━━━ DATA UNDER STUDY ━━━

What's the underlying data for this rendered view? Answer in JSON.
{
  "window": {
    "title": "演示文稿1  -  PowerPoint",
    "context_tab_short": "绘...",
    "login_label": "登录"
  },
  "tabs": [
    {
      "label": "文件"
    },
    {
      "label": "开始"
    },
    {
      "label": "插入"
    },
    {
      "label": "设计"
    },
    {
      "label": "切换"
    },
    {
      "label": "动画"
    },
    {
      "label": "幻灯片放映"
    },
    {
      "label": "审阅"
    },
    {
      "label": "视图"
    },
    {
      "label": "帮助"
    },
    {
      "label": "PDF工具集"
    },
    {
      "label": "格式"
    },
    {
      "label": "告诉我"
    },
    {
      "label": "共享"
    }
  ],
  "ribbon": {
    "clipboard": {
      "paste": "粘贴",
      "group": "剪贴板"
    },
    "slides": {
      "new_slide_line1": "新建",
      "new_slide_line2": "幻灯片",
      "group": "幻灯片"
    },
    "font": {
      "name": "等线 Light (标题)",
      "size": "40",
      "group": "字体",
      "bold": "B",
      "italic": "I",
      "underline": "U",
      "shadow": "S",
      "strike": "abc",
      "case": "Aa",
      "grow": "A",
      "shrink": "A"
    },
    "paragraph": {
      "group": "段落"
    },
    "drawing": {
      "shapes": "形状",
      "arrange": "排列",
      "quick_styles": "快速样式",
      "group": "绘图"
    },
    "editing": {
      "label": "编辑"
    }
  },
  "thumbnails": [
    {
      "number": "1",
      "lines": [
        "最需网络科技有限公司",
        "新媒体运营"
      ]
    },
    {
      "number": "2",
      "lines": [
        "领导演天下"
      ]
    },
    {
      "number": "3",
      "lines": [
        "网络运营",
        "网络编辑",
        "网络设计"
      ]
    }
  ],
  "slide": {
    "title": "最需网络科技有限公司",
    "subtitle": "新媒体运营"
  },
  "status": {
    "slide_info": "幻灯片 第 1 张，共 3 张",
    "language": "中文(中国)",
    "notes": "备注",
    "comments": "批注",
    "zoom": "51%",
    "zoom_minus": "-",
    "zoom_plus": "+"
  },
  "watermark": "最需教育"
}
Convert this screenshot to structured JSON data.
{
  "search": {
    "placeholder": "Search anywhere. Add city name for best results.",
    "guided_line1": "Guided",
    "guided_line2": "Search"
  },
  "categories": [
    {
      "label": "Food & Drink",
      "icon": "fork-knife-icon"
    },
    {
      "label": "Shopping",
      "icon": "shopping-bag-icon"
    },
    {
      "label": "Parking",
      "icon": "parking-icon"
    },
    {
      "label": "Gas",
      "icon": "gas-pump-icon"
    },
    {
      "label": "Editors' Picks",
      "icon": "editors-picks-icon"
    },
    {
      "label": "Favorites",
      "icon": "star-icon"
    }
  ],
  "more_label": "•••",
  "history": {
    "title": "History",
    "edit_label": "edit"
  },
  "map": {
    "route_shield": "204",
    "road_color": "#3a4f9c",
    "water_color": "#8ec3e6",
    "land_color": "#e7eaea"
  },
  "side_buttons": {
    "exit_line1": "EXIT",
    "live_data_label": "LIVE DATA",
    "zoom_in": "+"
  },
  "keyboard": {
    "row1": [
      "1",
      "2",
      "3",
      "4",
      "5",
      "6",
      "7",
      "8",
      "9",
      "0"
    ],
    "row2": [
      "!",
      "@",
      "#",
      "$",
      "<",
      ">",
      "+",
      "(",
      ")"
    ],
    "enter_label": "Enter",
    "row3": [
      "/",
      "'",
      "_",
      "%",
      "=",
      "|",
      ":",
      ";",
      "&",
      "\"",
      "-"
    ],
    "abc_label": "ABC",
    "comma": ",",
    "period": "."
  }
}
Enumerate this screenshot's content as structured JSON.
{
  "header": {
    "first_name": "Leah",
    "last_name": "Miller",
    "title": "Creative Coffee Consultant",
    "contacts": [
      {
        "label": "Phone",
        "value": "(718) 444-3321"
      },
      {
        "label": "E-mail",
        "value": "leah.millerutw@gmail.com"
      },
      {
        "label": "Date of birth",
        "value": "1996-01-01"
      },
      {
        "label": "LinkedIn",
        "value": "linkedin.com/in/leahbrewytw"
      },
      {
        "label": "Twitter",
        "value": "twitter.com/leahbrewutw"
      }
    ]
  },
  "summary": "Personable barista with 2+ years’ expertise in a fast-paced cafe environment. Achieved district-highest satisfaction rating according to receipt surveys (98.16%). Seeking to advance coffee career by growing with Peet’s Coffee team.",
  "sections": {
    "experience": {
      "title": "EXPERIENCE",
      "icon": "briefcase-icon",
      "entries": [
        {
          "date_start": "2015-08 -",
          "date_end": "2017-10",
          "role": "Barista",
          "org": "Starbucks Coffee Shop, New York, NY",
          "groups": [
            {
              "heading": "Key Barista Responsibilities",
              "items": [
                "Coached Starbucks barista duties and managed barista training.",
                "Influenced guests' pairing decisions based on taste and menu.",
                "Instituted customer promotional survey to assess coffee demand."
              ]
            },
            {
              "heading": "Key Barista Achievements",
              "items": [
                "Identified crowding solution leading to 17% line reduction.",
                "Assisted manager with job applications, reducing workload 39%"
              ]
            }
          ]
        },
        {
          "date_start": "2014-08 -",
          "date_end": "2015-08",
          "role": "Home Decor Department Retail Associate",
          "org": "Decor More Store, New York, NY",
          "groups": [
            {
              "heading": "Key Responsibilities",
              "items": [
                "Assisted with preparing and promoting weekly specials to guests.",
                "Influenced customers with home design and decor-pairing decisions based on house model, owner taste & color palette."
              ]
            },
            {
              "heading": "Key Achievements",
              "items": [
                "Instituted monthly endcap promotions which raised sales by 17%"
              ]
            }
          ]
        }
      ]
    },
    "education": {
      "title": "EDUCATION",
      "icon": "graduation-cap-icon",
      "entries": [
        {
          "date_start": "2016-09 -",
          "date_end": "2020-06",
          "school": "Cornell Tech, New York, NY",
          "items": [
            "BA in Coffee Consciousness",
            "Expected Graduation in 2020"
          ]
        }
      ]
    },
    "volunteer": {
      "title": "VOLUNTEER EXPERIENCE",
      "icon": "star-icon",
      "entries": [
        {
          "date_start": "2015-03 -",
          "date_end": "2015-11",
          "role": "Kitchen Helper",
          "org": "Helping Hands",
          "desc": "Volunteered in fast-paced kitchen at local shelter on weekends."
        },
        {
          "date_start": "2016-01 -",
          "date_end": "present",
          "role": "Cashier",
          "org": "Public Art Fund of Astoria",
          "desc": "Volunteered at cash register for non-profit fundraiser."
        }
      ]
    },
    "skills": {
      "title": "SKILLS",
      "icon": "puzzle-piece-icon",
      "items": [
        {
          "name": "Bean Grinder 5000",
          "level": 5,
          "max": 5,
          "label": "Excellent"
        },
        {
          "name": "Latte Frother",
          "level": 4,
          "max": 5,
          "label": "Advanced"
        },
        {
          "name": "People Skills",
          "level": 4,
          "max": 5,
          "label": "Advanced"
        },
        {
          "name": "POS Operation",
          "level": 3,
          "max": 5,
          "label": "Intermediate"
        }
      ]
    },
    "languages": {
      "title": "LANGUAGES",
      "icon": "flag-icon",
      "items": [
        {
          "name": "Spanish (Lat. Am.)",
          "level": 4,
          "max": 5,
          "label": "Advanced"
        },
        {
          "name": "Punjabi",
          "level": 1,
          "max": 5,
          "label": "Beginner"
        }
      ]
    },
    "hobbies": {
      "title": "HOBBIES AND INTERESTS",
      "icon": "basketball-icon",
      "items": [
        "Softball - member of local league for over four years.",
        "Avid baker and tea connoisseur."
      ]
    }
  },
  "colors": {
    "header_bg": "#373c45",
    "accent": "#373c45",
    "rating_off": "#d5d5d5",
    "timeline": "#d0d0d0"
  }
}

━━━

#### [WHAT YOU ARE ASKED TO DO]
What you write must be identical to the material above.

#### [OUTPUT FOR THIS EXERCISE]
What's the underlying data for this rendered view? Answer in JSON.
{
  "window": {
    "title": "演示文稿1  -  PowerPoint",
    "context_tab_short": "绘...",
    "login_label": "登录"
  },
  "tabs": [
    {
      "label": "文件"
    },
    {
      "label": "开始"
    },
    {
      "label": "插入"
    },
    {
      "label": "设计"
    },
    {
      "label": "切换"
    },
    {
      "label": "动画"
    },
    {
      "label": "幻灯片放映"
    },
    {
      "label": "审阅"
    },
    {
      "label": "视图"
    },
    {
      "label": "帮助"
    },
    {
      "label": "PDF工具集"
    },
    {
      "label": "格式"
    },
    {
      "label": "告诉我"
    },
    {
      "label": "共享"
    }
  ],
  "ribbon": {
    "clipboard": {
      "paste": "粘贴",
      "group": "剪贴板"
    },
    "slides": {
      "new_slide_line1": "新建",
      "new_slide_line2": "幻灯片",
      "group": "幻灯片"
    },
    "font": {
      "name": "等线 Light (标题)",
      "size": "40",
      "group": "字体",
      "bold": "B",
      "italic": "I",
      "underline": "U",
      "shadow": "S",
      "strike": "abc",
      "case": "Aa",
      "grow": "A",
      "shrink": "A"
    },
    "paragraph": {
      "group": "段落"
    },
    "drawing": {
      "shapes": "形状",
      "arrange": "排列",
      "quick_styles": "快速样式",
      "group": "绘图"
    },
    "editing": {
      "label": "编辑"
    }
  },
  "thumbnails": [
    {
      "number": "1",
      "lines": [
        "最需网络科技有限公司",
        "新媒体运营"
      ]
    },
    {
      "number": "2",
      "lines": [
        "领导演天下"
      ]
    },
    {
      "number": "3",
      "lines": [
        "网络运营",
        "网络编辑",
        "网络设计"
      ]
    }
  ],
  "slide": {
    "title": "最需网络科技有限公司",
    "subtitle": "新媒体运营"
  },
  "status": {
    "slide_info": "幻灯片 第 1 张，共 3 张",
    "language": "中文(中国)",
    "notes": "备注",
    "comments": "批注",
    "zoom": "51%",
    "zoom_minus": "-",
    "zoom_plus": "+"
  },
  "watermark": "最需教育"
}
Convert this screenshot to structured JSON data.
{
  "search": {
    "placeholder": "Search anywhere. Add city name for best results.",
    "guided_line1": "Guided",
    "guided_line2": "Search"
  },
  "categories": [
    {
      "label": "Food & Drink",
      "icon": "fork-knife-icon"
    },
    {
      "label": "Shopping",
      "icon": "shopping-bag-icon"
    },
    {
      "label": "Parking",
      "icon": "parking-icon"
    },
    {
      "label": "Gas",
      "icon": "gas-pump-icon"
    },
    {
      "label": "Editors' Picks",
      "icon": "editors-picks-icon"
    },
    {
      "label": "Favorites",
      "icon": "star-icon"
    }
  ],
  "more_label": "•••",
  "history": {
    "title": "History",
    "edit_label": "edit"
  },
  "map": {
    "route_shield": "204",
    "road_color": "#3a4f9c",
    "water_color": "#8ec3e6",
    "land_color": "#e7eaea"
  },
  "side_buttons": {
    "exit_line1": "EXIT",
    "live_data_label": "LIVE DATA",
    "zoom_in": "+"
  },
  "keyboard": {
    "row1": [
      "1",
      "2",
      "3",
      "4",
      "5",
      "6",
      "7",
      "8",
      "9",
      "0"
    ],
    "row2": [
      "!",
      "@",
      "#",
      "$",
      "<",
      ">",
      "+",
      "(",
      ")"
    ],
    "enter_label": "Enter",
    "row3": [
      "/",
      "'",
      "_",
      "%",
      "=",
      "|",
      ":",
      ";",
      "&",
      "\"",
      "-"
    ],
    "abc_label": "ABC",
    "comma": ",",
    "period": "."
  }
}
Enumerate this screenshot's content as structured JSON.
{
  "header": {
    "first_name": "Leah",
    "last_name": "Miller",
    "title": "Creative Coffee Consultant",
    "contacts": [
      {
        "label": "Phone",
        "value": "(718) 444-3321"
      },
      {
        "label": "E-mail",
        "value": "leah.millerutw@gmail.com"
      },
      {
        "label": "Date of birth",
        "value": "1996-01-01"
      },
      {
        "label": "LinkedIn",
        "value": "linkedin.com/in/leahbrewytw"
      },
      {
        "label": "Twitter",
        "value": "twitter.com/leahbrewutw"
      }
    ]
  },
  "summary": "Personable barista with 2+ years’ expertise in a fast-paced cafe environment. Achieved district-highest satisfaction rating according to receipt surveys (98.16%). Seeking to advance coffee career by growing with Peet’s Coffee team.",
  "sections": {
    "experience": {
      "title": "EXPERIENCE",
      "icon": "briefcase-icon",
      "entries": [
        {
          "date_start": "2015-08 -",
          "date_end": "2017-10",
          "role": "Barista",
          "org": "Starbucks Coffee Shop, New York, NY",
          "groups": [
            {
              "heading": "Key Barista Responsibilities",
              "items": [
                "Coached Starbucks barista duties and managed barista training.",
                "Influenced guests' pairing decisions based on taste and menu.",
                "Instituted customer promotional survey to assess coffee demand."
              ]
            },
            {
              "heading": "Key Barista Achievements",
              "items": [
                "Identified crowding solution leading to 17% line reduction.",
                "Assisted manager with job applications, reducing workload 39%"
              ]
            }
          ]
        },
        {
          "date_start": "2014-08 -",
          "date_end": "2015-08",
          "role": "Home Decor Department Retail Associate",
          "org": "Decor More Store, New York, NY",
          "groups": [
            {
              "heading": "Key Responsibilities",
              "items": [
                "Assisted with preparing and promoting weekly specials to guests.",
                "Influenced customers with home design and decor-pairing decisions based on house model, owner taste & color palette."
              ]
            },
            {
              "heading": "Key Achievements",
              "items": [
                "Instituted monthly endcap promotions which raised sales by 17%"
              ]
            }
          ]
        }
      ]
    },
    "education": {
      "title": "EDUCATION",
      "icon": "graduation-cap-icon",
      "entries": [
        {
          "date_start": "2016-09 -",
          "date_end": "2020-06",
          "school": "Cornell Tech, New York, NY",
          "items": [
            "BA in Coffee Consciousness",
            "Expected Graduation in 2020"
          ]
        }
      ]
    },
    "volunteer": {
      "title": "VOLUNTEER EXPERIENCE",
      "icon": "star-icon",
      "entries": [
        {
          "date_start": "2015-03 -",
          "date_end": "2015-11",
          "role": "Kitchen Helper",
          "org": "Helping Hands",
          "desc": "Volunteered in fast-paced kitchen at local shelter on weekends."
        },
        {
          "date_start": "2016-01 -",
          "date_end": "present",
          "role": "Cashier",
          "org": "Public Art Fund of Astoria",
          "desc": "Volunteered at cash register for non-profit fundraiser."
        }
      ]
    },
    "skills": {
      "title": "SKILLS",
      "icon": "puzzle-piece-icon",
      "items": [
        {
          "name": "Bean Grinder 5000",
          "level": 5,
          "max": 5,
          "label": "Excellent"
        },
        {
          "name": "Latte Frother",
          "level": 4,
          "max": 5,
          "label": "Advanced"
        },
        {
          "name": "People Skills",
          "level": 4,
          "max": 5,
          "label": "Advanced"
        },
        {
          "name": "POS Operation",
          "level": 3,
          "max": 5,
          "label": "Intermediate"
        }
      ]
    },
    "languages": {
      "title": "LANGUAGES",
      "icon": "flag-icon",
      "items": [
        {
          "name": "Spanish (Lat. Am.)",
          "level": 4,
          "max": 5,
          "label": "Advanced"
        },
        {
          "name": "Punjabi",
          "level": 1,
          "max": 5,
          "label": "Beginner"
        }
      ]
    },
    "hobbies": {
      "title": "HOBBIES AND INTERESTS",
      "icon": "basketball-icon",
      "items": [
        "Softball - member of local league for over four years.",
        "Avid baker and tea connoisseur."
      ]
    }
  },
  "colors": {
    "header_bg": "#373c45",
    "accent": "#373c45",
    "rating_off": "#d5d5d5",
    "timeline": "#d0d0d0"
  }
}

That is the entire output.